Mainstreaming gender considerations in Gumara-Maksegnit watershed. Progress report.
Bezaiet Dessalegn, Yonas Worku. (11/11/2016). Mainstreaming gender considerations in Gumara-Maksegnit watershed. Progress report.

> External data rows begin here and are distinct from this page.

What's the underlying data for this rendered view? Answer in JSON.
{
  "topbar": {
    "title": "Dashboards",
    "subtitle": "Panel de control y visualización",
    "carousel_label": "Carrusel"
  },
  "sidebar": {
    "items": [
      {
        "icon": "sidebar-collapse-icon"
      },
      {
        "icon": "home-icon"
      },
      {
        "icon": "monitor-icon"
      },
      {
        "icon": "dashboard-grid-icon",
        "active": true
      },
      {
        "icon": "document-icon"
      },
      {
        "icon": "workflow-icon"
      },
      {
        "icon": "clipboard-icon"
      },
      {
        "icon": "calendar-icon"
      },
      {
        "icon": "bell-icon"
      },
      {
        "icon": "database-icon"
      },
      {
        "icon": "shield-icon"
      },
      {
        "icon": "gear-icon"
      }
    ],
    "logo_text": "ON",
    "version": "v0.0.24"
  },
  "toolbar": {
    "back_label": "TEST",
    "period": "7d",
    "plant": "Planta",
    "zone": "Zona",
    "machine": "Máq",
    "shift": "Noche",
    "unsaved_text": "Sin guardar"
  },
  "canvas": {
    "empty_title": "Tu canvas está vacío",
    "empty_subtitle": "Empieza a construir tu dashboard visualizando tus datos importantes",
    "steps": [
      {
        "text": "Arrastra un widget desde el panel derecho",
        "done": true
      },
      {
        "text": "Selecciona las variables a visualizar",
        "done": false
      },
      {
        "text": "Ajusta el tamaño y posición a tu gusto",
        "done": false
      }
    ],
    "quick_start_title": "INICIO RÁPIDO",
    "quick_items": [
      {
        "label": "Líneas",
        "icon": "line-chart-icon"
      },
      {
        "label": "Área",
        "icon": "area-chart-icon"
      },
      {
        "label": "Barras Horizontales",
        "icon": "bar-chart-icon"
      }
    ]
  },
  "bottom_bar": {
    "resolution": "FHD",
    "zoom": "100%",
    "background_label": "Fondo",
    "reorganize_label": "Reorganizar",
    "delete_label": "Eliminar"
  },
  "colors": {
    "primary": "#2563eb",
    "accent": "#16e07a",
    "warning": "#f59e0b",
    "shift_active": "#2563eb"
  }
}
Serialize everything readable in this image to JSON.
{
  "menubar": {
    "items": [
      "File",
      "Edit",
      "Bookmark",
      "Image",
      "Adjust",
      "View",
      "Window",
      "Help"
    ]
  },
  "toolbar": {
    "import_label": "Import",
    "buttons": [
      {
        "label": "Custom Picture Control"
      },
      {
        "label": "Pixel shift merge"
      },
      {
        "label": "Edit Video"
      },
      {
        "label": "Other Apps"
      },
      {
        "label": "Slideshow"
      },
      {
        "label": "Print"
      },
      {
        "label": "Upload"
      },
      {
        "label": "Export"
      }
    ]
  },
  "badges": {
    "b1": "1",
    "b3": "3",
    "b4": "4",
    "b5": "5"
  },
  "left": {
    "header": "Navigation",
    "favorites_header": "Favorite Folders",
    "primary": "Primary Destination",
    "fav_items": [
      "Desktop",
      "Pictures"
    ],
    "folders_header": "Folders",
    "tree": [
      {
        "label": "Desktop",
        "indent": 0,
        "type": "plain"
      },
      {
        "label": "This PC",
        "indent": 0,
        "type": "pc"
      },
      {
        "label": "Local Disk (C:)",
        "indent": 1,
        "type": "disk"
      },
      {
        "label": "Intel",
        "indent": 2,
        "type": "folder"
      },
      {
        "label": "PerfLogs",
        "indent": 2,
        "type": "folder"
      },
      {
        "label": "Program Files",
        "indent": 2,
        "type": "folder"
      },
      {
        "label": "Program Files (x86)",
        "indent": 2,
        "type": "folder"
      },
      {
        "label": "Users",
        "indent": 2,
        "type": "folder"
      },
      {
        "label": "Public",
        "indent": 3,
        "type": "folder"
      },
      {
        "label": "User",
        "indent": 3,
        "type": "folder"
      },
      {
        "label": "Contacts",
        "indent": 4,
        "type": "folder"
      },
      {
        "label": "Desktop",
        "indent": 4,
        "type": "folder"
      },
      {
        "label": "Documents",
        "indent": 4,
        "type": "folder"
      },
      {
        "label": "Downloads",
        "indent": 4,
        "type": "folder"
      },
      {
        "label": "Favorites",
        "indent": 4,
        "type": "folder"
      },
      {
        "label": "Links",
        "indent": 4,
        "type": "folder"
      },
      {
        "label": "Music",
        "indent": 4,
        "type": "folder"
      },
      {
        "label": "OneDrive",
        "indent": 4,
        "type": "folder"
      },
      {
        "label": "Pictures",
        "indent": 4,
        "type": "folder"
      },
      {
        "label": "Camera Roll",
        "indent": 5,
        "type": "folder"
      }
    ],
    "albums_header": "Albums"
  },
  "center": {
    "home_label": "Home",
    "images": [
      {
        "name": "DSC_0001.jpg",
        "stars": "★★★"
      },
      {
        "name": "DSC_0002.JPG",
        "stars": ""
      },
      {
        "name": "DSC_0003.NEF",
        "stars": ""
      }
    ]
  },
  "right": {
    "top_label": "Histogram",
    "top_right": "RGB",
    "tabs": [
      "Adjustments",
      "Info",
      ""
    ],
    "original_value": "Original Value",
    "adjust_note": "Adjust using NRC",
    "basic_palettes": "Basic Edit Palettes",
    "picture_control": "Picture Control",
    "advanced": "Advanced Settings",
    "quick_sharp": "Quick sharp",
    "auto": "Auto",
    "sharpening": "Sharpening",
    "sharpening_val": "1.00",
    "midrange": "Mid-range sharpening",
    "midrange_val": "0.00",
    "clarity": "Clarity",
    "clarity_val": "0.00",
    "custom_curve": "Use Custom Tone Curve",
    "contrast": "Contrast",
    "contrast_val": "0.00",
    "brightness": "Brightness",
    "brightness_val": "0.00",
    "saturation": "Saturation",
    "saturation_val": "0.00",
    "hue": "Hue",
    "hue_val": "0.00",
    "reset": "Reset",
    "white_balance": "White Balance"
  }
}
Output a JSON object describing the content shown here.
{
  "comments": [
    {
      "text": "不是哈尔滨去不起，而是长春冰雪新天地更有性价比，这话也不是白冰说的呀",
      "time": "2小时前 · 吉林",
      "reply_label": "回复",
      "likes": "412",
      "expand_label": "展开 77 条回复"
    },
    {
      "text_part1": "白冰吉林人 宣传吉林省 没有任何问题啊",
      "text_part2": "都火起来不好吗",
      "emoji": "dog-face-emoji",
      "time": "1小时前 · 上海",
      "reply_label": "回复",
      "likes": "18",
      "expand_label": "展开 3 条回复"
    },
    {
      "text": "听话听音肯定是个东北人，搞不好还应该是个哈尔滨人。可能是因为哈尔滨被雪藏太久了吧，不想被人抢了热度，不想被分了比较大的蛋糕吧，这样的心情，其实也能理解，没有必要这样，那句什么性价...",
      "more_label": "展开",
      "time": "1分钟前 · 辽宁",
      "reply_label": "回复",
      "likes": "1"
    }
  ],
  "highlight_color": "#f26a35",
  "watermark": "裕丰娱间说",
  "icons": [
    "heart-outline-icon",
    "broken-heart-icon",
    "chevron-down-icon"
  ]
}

Land degradation and moisture stress have become major threats to the farmers’ livelihoods in Gumara-Maksegnit watershed. Their land is no longer as productive as it used to be; rainfall is neither predictable nor sufficient; and access to alternative sources of water, while improving, is still limited. These, combined with other challenges including access to sufficient credit and agricultural inputs have resulted in reducing household income in the area. The project operated on the premise that rural communities depend on a variety of livelihood strategies to meet their basic needs - these include growing crops, raising livestock, and a pursuit of alternative income generating opportunities. Adopting a holistic approach allowed the project to appreciate the complexity of the challenges and seek solutions through multiple interventions. The gender mainstreaming actions of the project were an important component for the implementation of this approach. All the researchers engaged in the project were trained and equipped with essential tools to mainstream the key component of gender in all their activities. Hence due attention was given to equitable participation of women in all activities in the watershed. In addition, the project has introduced fuel-saving stoves commonly referred to as the “Mirt” stove in order to reduce women’s drudgery, improve their health by reducing the exposure to open smoke, and eventually to provide young unemployed women with opportunities to generate income. This activity was implemented with budget support from CGIAR project “Strategic Interventions to Simultaneously Reduce Women's Drudgery, Youth Unemployment, and Ecosystem Degradation” (CRP–WLE, 2014-2016) and is still ongoing in the frame of that project. Overall 800 stoves were produced and distributed to date as part of a “stove-for-work program”: the households that received the stoves worked for the project, dedicating over 5,000 hours to maintain/construct water and soil conservation structures, and planting over 40,000 trees. Data on stove impacts on livelihood were collected and are being analysed.